Name of restaurant: Ostrich Farm, after a bygone railway that traveled the nearby hills and ravines to Griffith Park. (No ostrich on the menu.)
Chef/owner: Jaime Turrey — formerly a server and cook at several San Francisco restaurants and the monsieur behind the Monsieur Egg one-man oeufs-and-pastries cart — is the chef and co-owner, along with his wife, Brooke Fruchtman, who decked out the stylish restaurant and runs the front of the house.
Concept: A spot-on neighborhood restaurant in a former pupuseria, across the street from Woodcat Coffee Bar. Its modern white facade stands out on a chock-a-block stretch of Sunset Boulevard, where other dining options include the Park, Guisados and the Holloway.

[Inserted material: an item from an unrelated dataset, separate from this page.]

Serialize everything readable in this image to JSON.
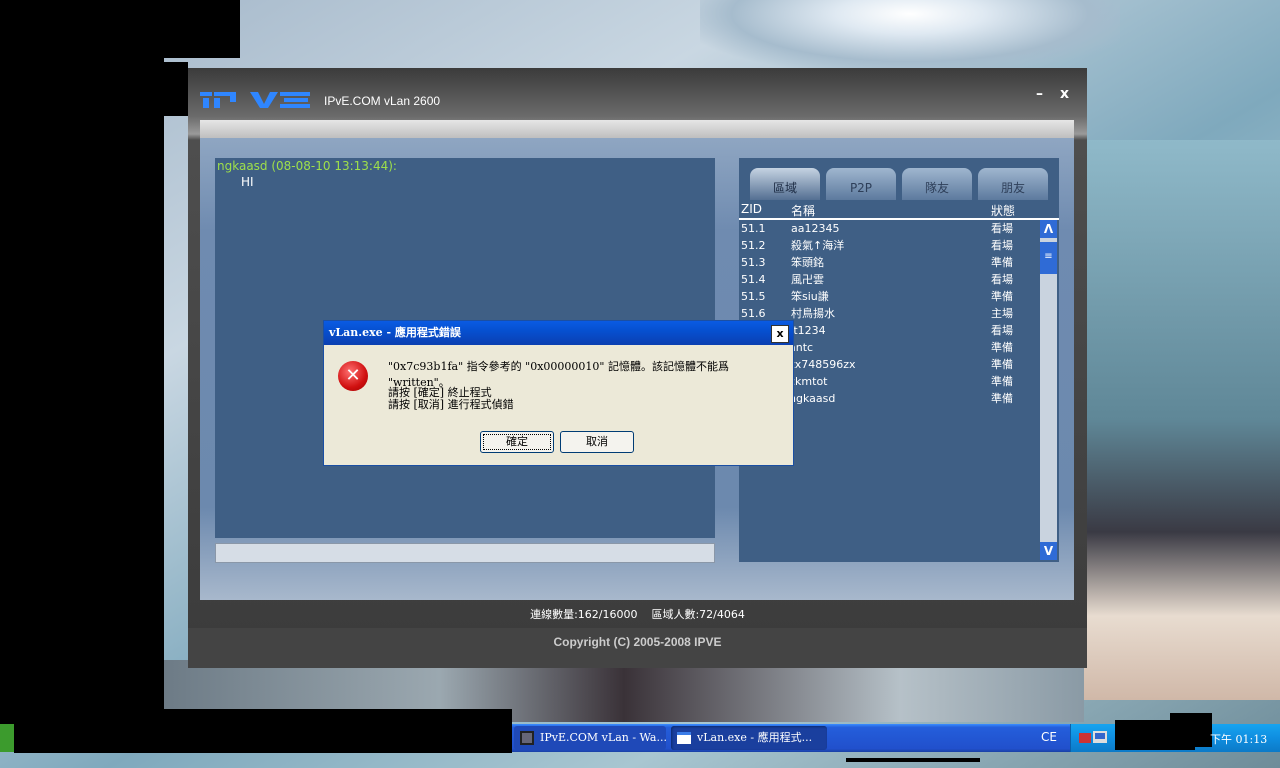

Turrey has a menu of the kind of pretenseless dishes that are the hallmarks of many of L.A.’s best neighborhood restaurants. They’ll probably look familiar – chicken liver on toast, Brussels sprouts with pancetta, pot pie, mussels and fries. “I spent a couple of summers riding my bike through the south of France and eating ungodly amounts of moules frites,” Turrey says.
The core of the small kitchen (where there’s only enough storage to ensure that everything’s coming in fresh daily) might be Turrey’s live-fire grill. And the menu’s dotted with the tell-tales that reveal his passion for it — the grilled romaine in the Caesar salad, for example.
The 48-seat dining room is cozy and simple yet well appointed, with a marble-topped bar that takes up most of one side of the dining room and a seafoam-green banquette that runs the length of the other side. A tall fig tree stands near an open window into the kitchen, and brass fixtures accent the white walls. It’s pretty chic.
What dish represents the restaurant, and why: Pork “ossobuco” with polenta and grilled broccolini. This isn’t for ossobuco purists who are expecting a bone-in veal shank. It’s tender, tender pork, served on a soft mound of creamy polenta (rather than the traditional Milanese risotto) and fire-grilled broccolini. Simple, but the dish reflects the time and care that went into preparing it.
Runner-up: The grilled Caesar salad. Turrey says it’s his favorite thing to eat here. The romaine is slightly smoky from the grill, and the dressing is sharp and bright with anchovy, garlic and lemon: more than the sum of its parts.
Who’s at the next table: A couple sitting across from one another; she’s dressed in a distressed denim shirt and he’s in a trilby. A family of four (including two small kids with backpacks) has decided to sit at the bar. And everybody seems to be eating the roasted vegetables with horseradish cream.
Appropriate for: A casual drop-in (solo even) for a glass of wine and grilled flatbread at the bar; a special date; a meet-up with a small group of friends to share several dishes. Pretty much all-purpose.
Problematic: It’s really hard to find something to complain about here.
Service: Friendly and prompt.
What are you drinking?: A Wind Gap Trousseau Gris 2013 and a Farmers Jane Chenin Blanc 2011, both crisp and summery.
Ostrich Farm, 1525 W. Sunset Blvd., Los Angeles, (213) 537-0657, www.ostrichfarmla.com.